But where is the hypocrisy? Israel’s possession of nuclear weapons is not hypocritical since Israel has not signed the NPT: Israel has not promised not to develop nuclear weapons. Any hypocrisy lies with Iran which has signed the NPT and thus has pledged itself to nuclear development only for peaceful uses.
There is no universal right for all states to possess nuclear weapons. During the Cuban Missile Crisis, no one argued that Cuba was entitled to nuclear arms. Instead, the United States, with the approval of the world, moved to interdict them. What all states do possess, however, is the right to self-defense. Since the prime target of Iranian nuclear weapons would be Israel, Iran’s putative “right” to possess nuclear arms gives way to Israel’s right to self-defense. Israel has every reason to feel nervous. Iranian President Ahmadinejad has declared that Israel “should be wiped off the map.” Iran’s apologists have protested that this statement was mistranslated. Irrespective of this statement, anxieties reasonably remain. In 2006, the Iranian Foreign Ministry sponsored an international conference of Holocaust deniers in Tehran. Iran continues to back the terrorist group Hezbollah, whose charter names the destruction of Israel as a goal.

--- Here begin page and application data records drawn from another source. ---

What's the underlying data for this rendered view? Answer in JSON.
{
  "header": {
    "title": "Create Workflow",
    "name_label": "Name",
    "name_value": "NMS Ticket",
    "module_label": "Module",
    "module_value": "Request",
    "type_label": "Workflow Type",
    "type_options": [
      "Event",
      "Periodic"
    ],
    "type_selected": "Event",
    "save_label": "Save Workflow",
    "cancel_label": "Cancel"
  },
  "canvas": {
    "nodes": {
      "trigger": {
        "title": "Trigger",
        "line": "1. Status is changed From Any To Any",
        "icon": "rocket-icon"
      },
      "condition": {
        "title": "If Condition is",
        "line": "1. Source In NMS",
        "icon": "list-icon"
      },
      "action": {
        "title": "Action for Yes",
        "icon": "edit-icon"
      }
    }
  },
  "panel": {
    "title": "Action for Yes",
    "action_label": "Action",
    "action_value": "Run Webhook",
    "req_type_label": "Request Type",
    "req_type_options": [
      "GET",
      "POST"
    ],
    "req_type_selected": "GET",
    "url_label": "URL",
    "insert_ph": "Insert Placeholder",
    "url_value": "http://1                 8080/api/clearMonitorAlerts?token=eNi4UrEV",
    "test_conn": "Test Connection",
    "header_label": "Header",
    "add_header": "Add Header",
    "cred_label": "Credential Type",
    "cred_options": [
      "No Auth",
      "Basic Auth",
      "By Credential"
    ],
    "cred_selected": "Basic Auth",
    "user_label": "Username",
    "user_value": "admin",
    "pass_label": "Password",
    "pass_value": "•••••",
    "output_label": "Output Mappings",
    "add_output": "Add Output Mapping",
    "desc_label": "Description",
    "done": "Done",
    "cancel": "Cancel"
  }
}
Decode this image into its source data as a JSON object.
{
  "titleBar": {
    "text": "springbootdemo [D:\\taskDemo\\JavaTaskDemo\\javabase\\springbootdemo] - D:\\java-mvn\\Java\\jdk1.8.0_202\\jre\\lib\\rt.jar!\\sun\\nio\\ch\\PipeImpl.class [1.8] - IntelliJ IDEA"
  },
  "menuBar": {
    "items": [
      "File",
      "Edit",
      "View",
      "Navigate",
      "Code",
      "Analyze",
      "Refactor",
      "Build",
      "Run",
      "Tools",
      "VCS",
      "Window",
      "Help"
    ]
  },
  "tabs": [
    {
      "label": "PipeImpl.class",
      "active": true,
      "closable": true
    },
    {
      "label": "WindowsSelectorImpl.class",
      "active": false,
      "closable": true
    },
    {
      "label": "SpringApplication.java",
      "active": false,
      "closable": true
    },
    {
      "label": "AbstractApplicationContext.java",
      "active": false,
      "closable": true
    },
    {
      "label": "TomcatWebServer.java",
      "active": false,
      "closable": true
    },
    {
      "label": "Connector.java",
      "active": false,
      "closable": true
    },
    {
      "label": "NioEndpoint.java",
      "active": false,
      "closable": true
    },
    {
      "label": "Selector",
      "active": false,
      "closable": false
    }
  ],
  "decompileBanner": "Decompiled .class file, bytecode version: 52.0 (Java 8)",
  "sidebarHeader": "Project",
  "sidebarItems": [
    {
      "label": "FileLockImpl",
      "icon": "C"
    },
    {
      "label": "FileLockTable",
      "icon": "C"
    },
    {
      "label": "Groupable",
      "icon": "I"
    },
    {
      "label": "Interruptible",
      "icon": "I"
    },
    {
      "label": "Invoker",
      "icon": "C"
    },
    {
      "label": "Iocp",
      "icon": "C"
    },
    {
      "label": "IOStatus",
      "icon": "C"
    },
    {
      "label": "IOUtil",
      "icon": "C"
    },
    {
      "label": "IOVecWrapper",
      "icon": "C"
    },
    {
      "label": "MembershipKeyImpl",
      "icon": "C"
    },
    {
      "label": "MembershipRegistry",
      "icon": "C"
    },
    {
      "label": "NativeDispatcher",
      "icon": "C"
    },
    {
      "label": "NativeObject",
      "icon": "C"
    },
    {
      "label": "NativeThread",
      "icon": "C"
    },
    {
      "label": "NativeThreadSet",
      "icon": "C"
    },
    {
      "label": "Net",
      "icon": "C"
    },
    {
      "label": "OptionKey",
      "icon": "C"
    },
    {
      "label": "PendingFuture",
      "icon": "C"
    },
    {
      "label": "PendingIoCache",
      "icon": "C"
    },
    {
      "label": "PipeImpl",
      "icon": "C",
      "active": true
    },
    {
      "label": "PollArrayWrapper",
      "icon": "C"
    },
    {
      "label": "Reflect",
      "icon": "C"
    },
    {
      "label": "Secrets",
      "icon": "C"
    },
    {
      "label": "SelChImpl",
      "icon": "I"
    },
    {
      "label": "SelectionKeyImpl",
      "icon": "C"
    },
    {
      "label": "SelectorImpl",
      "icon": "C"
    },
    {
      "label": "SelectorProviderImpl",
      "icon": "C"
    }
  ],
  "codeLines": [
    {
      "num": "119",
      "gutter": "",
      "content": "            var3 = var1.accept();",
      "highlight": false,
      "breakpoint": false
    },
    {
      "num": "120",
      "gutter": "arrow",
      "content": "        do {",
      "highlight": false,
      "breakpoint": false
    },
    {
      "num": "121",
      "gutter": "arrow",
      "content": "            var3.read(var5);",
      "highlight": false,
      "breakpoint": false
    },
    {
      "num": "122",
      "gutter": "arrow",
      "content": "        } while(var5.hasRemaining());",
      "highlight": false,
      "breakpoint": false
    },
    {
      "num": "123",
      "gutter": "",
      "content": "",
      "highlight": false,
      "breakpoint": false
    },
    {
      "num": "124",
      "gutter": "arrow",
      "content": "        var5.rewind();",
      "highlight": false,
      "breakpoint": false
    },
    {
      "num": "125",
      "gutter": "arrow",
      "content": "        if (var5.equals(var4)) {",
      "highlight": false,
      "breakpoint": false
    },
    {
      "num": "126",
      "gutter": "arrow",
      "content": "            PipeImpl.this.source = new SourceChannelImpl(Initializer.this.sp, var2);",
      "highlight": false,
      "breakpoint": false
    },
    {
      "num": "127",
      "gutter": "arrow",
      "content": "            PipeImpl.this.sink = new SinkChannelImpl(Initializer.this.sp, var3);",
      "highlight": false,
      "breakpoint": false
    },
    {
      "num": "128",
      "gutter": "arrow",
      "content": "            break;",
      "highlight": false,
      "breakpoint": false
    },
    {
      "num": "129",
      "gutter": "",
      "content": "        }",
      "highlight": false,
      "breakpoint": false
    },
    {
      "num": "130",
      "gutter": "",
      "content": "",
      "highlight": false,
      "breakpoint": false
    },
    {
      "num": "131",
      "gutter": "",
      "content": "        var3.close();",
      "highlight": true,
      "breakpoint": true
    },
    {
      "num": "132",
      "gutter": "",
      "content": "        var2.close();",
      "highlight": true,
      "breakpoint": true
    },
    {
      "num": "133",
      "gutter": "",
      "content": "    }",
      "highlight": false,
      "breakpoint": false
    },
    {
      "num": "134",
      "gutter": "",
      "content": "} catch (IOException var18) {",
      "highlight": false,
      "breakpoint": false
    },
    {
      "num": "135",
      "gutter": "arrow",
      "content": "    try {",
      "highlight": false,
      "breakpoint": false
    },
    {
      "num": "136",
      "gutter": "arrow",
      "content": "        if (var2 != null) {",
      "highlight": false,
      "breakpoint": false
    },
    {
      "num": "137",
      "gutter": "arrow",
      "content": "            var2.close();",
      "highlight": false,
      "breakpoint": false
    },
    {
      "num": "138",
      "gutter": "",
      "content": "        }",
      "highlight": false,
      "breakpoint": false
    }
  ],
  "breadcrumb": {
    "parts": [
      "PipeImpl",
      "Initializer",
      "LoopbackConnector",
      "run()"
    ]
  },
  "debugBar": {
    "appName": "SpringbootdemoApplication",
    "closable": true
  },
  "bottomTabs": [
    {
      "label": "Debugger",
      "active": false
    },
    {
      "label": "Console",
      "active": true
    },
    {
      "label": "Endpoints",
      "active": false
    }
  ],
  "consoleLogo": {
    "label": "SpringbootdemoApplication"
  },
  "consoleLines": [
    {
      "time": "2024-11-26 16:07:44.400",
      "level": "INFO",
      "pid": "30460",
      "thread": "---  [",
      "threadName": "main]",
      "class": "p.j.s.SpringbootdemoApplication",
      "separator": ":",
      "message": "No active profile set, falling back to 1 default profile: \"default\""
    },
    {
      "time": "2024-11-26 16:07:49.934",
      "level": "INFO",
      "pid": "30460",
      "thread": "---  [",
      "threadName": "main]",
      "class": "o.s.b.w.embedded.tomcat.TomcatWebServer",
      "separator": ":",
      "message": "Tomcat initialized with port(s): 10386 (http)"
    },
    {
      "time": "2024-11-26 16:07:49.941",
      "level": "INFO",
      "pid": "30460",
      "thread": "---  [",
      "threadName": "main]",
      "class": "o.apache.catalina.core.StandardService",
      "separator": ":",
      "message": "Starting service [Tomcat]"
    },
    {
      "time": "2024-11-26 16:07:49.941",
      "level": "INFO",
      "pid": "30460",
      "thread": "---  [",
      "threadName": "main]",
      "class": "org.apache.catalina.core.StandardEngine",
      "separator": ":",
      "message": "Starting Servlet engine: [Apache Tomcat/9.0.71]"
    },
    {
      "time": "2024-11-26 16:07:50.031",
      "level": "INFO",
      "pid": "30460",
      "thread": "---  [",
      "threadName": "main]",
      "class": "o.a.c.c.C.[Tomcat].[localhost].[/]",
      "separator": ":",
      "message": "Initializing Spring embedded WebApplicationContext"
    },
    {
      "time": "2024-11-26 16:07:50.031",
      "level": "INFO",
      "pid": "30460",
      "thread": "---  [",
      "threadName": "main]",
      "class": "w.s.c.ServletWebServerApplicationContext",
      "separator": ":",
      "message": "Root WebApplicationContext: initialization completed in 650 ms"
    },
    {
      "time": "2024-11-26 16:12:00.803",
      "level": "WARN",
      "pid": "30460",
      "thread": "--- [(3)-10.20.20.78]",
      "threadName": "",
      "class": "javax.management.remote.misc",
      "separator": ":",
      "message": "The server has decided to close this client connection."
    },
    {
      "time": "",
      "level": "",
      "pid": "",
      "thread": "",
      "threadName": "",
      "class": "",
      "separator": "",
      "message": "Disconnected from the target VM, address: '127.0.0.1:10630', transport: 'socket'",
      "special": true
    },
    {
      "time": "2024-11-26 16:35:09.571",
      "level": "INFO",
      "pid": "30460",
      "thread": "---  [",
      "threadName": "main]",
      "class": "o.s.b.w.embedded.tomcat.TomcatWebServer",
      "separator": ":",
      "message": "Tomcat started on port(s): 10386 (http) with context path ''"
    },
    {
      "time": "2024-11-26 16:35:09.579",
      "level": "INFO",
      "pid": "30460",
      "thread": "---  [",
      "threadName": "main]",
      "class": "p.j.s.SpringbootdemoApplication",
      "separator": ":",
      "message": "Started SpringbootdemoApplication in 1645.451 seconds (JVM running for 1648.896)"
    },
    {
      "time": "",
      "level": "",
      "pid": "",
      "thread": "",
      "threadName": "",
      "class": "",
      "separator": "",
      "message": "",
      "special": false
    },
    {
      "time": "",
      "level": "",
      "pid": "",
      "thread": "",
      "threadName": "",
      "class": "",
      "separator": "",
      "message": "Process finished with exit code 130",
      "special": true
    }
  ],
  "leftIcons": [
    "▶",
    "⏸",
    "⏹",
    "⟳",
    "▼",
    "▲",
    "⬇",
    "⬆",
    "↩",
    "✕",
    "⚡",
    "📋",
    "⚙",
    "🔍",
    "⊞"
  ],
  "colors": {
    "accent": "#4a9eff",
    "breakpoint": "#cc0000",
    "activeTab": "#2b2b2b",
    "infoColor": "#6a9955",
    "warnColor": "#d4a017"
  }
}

Finally, the Iranian leadership adheres to an apocalyptic form of Islam which looks for the return to Earth of a legendary figure: the Twelfth, or “hidden,” Imam. Believers hold that the destruction of Israel is necessary for the Twelfth Imam’s return. Even if it were true that Ahmadinejad’s provocative statement was “mischaracterized,” Israel’s fears would be far from allayed. Iran refuses to recognize Israel’s right to exist and will not exchange ambassadors. Iran also supports Hamas and Hezbollah. It is no wonder that the West reads the worst in Iranian intentions.